We are often asked about what types of light bulbs home owners should install in particular areas of their home. Often these questions are not related to the wattage or electrical usage of the bulbs themselves but rather more from a decor perspective. The questions revolve around what bulb colour or style will work the best for each room or fixture. With that in mind, we decided to ask Chris Oulton from MVP Lighting to provide some insight to help you choose the right light bulbs for your home and fixtures. 

Generally, deciding on what type of light bulb to buy is a daunting task as the options are plentiful. If you have a room with multiple lights and bulbs it isn’t as simple as choosing a bulb with the same wattage. It may or may not fit into the fixture and you also can’t assume that it will match the same colour as the rest of the lights. 

Light bulb manufacturers use verbiage on their packaging to help you “match” lighting colours by offering terms like soft, warm or daylight. Although these are helpful on a high-level not all manufacturers use these standard terms. Colour temperatures are measured on the Kelvin temperature scale. Typically you will see the following in terms of what colour light you will receive from bulbs on the Kelvin scale. 

2700 – 2800K: Warm (yellowish light) 

3000 – 3200K: Warm (still slightly yellowish) 

3500 – 4000K: Bright white (neutral) 

5000 – 6500K: Bright white (slightly bluish in colour) 

Smart LED lights vary in colour across the white light spectrum. On smart systems you can use different settings for reading, mornings, nights, etc. 

Now that we have armed you with some background in lighting colours, here’s what Chris Oulton from MVP Lighting in Ottawa suggests to help you have functional and stylish lighting in your home. 

In general, lighting can be subjective and really depends on the surrounding decor, finishes, wall colours, etc.  

Bedrooms: Softer and warmer lighting gives a more relaxed feel in the bedroom and generally makes people feel more relaxed. An example of this would be to use a 2700 or 3000 CCT (correlated colour temperature) lamp in your bedroom fixtures to keep the ambience generally more relaxed. Occasionally along with the ceiling fixture, we will see table lamps or wall-sconces beside the bed for reading at night time.

As the local Signify/Philips agent here is a useful explanation: Color temperature defines the color appearance of a white LED. CCT is defined in degrees Kelvin; a warm light is around 2700K, moving to neutral white at around 4000K, and to cool white, at 5000K or more. Note that CCT does not tell you anything about the color rendering ability of the LED. 

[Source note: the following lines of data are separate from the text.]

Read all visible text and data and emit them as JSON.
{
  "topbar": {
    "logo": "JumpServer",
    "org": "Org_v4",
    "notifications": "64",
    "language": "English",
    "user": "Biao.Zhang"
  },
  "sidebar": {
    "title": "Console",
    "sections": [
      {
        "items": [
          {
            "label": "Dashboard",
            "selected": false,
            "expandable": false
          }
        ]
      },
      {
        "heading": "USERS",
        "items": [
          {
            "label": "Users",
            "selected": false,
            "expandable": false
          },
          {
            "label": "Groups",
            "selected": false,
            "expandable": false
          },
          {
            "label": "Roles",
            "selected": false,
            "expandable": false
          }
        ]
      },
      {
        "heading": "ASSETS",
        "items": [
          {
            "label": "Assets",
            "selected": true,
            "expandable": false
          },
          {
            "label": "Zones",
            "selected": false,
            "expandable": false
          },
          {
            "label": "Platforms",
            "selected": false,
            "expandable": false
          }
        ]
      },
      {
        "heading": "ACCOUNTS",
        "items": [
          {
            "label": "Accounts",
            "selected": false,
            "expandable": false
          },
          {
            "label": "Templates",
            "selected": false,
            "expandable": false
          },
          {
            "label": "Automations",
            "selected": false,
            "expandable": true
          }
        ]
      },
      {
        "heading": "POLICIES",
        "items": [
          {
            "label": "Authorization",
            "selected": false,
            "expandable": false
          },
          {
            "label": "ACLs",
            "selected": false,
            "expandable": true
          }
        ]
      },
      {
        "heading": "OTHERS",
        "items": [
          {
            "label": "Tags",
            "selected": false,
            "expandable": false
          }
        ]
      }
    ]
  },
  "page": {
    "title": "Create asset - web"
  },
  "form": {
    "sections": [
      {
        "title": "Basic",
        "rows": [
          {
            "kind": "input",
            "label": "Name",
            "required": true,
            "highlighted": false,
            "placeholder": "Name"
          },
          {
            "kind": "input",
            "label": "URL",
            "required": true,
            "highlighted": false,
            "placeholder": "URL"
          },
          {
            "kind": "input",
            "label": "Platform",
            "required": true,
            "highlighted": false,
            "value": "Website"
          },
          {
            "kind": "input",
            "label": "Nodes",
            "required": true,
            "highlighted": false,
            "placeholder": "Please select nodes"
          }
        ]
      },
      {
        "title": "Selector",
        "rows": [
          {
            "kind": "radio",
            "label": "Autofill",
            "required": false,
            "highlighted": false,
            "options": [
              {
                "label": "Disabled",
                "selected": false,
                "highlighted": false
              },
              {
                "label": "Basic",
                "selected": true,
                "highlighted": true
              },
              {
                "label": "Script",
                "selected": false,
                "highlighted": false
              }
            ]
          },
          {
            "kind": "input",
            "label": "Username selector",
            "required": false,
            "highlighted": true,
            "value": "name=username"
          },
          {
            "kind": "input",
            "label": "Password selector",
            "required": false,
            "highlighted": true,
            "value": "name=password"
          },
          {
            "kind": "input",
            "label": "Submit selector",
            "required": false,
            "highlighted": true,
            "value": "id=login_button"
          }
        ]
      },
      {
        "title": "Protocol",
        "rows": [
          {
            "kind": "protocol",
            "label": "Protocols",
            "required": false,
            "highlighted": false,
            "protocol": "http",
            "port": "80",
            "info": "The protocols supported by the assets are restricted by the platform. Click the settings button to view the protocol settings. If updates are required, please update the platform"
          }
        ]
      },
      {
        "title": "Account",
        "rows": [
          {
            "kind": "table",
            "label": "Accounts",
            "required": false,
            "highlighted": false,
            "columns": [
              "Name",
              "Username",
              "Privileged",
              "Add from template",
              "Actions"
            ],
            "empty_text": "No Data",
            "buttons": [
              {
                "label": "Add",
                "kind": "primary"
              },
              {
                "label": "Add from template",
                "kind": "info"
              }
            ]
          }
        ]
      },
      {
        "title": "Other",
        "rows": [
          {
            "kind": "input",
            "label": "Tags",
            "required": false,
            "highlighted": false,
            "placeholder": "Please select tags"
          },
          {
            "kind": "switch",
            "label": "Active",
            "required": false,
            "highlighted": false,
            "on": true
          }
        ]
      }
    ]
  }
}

In general, preference on desired CCT can be subjective from person to person or even space to space. If you as an end user are unsure, it is always a good idea to get a professional opinion from a local registered interior designer or architect.

Kitchens: We are starting to see a lot of undercabinet LED lighting for visibility and highlighting backsplashes and countertops. Potlights are a popular selection for the general illumination fixture with a few featured pendant style fixtures normally hanging above the island, dining room table (or both) in an open concept.

Kitchen Pro Tip: Ensure your LED undercabinet lighting is diffused with a lens and mounted in a channel where possible. This will avoid individual led diodes reflecting light off of marble or granite surfaces and being visible thus taking away from the classy look of the counter top itself.

Dining Room: Usually there is a featured fixture above the dining room table, these style fixtures can range in both size and budget along with having to match the surrounding decor. These fixtures typically provide enough general illumination for the space.

Bathrooms: Usually we will see lighting surrounding the mirror – either an above mirror vanity fixture or a sconce on either side of the mirror. Potlights are commonly used as the general illumination piece in bathrooms as well as showers (ensure the shower potlight is wet location rated).

Basements: Another popular spot for potlights because they are recessed into the ceiling and out of the way which is good for lower ceiling heights. Specifically if the basement is the “TV” room, you will want to consider ensuring the potlights you select have a regressed LED source as opposed to being flat and flush with the ceiling, this will help to avoid seeing the light reflect off the TV almost constantly after installation.

As for the light bulbs themselves…

Many pieces these days can come with integrated LED which means there are no lamps to change, specifically under cabinet and downlighting. On pendant pieces, you’ll want to ensure the LED lamps (bulbs) you select are decorative and mimic incandescent with a filament look. These bulbs are usually exposed so having a regular LED A19 bulb in a white colour would likely look off in a decorative pendant.

Here are two examples which paint a picture of what I mean.

From a general perspective when it comes to light bulbs, ensure the size is appropriate for the fixture. Some LED lamps are meant to replace smaller wattages and putting a tiny lamp in a larger fixture will look off. Also, make sure if you are unsure about lighting to consult with your electrician for best practise on how to choose, they will often have access to many options and suppliers which will help make your decision easier and don’t forget about your Correlated Colour Temperature.